Anyone who is a fan of Jane Austen needs to make a point of paying a visit to this store. The woman who runs it is as serious about choosing the perfect objects as Austen was about choosing the right words. Everything in here is either of or looks like something from the Austen era--you almost expect Mr. Darcy to show up at one of the low dinner tables. Lots of dainty tea sets, heavy oil portraits and silver desert forks--you get the idea. This place is not for the weekend flea market scrounger--this is for people who save their pennies and buy one good piece a year.
It is a very, very crowded little place so if it worries you to have to navigate your way through fragile Sheffield and highly breakable wine glasses this isn't your place.
What to buy: Lovely tea cups and saucers, the odd linen, very, very good barware, little trinkets like china boxes and framed silhouettes, etc.
What to pay: Not cheap, but certainly not unreasonable. The prices are high but fair.
You will not see rails and rails of T-shirts as you walk along the paved streets of Carmel. The only ones I spotted were as part of arty window displays, no price tickets shown - if you have to ask how much it costs - you can't afford it - seems to be the operative principle!
On the whole all the goods displayed, even seen through glass, definitely had a stylish appearance and evident quality.

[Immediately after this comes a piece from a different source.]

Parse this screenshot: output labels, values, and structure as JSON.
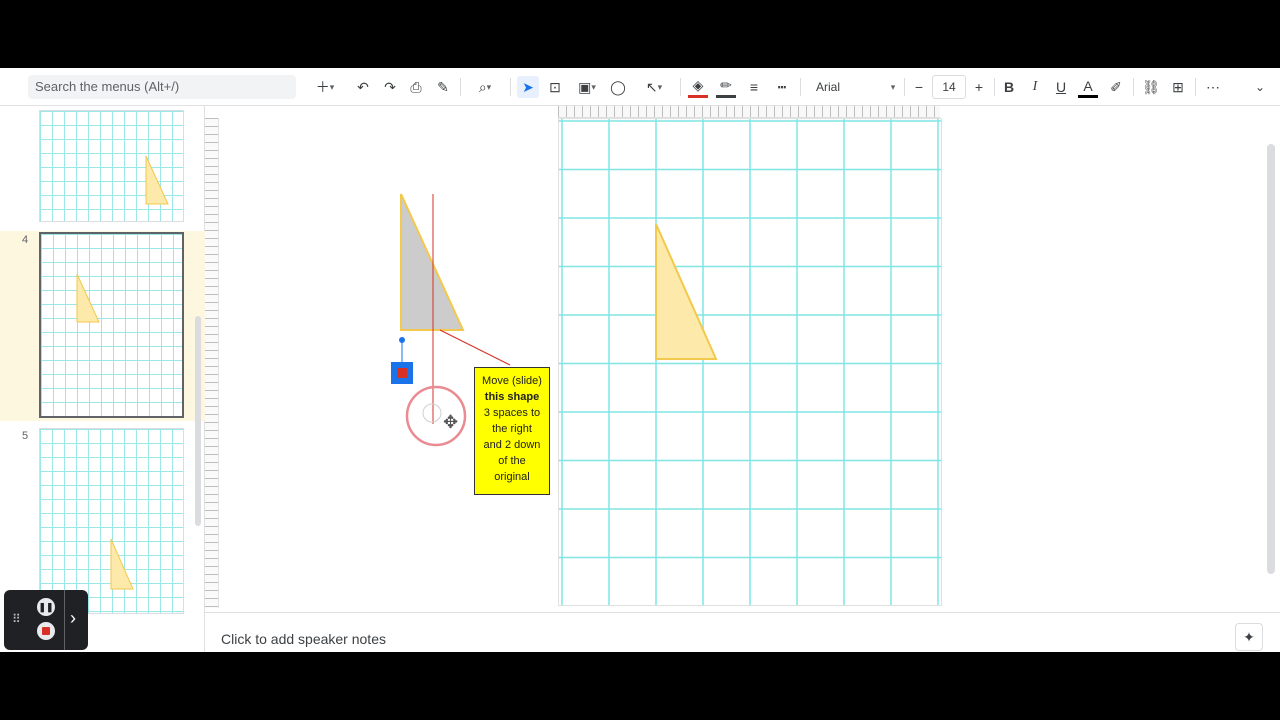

My sister was pleased to find, in a Villeroy & Boch closing down sale, some reduced items to complete a set she has.
Otherwise more affordable souvenirs can be bought from the swet and chocolate shops.
We are not usually holiday shoppers so did not go round the Carmel Shopping Plaza where a wider price renge of goods is possibly avaialble.
As its name indicates, this shop specializes in music boxes, but what really caught my attention were the musical clocks. These are not the grandfather clocks you remember. Although they resemble antique pendulum clocks, their artistry goes a step further. When they strike the hour, they play entire melodies (Tales from the Vienna Woods, Jesu Joy of Man's Desiring, Traumerei), and the painted clockfaces separate into pieces and revolve to the music. Quite beautiful.
As my husband said afterward, "If I had an extra $800, I'd buy one of those."
Walking down the main street, Ocean Ave, at the Pine Inn Carmel sits a little bit of France. The Pierre Deux has imported many items from all the regions of France and has a display that invites you to look, touch, and buy.
What to buy: Linens, kitchen supplies, foods, and furniture seem to be the sought after items. I personally prefer the jams of France to purchase.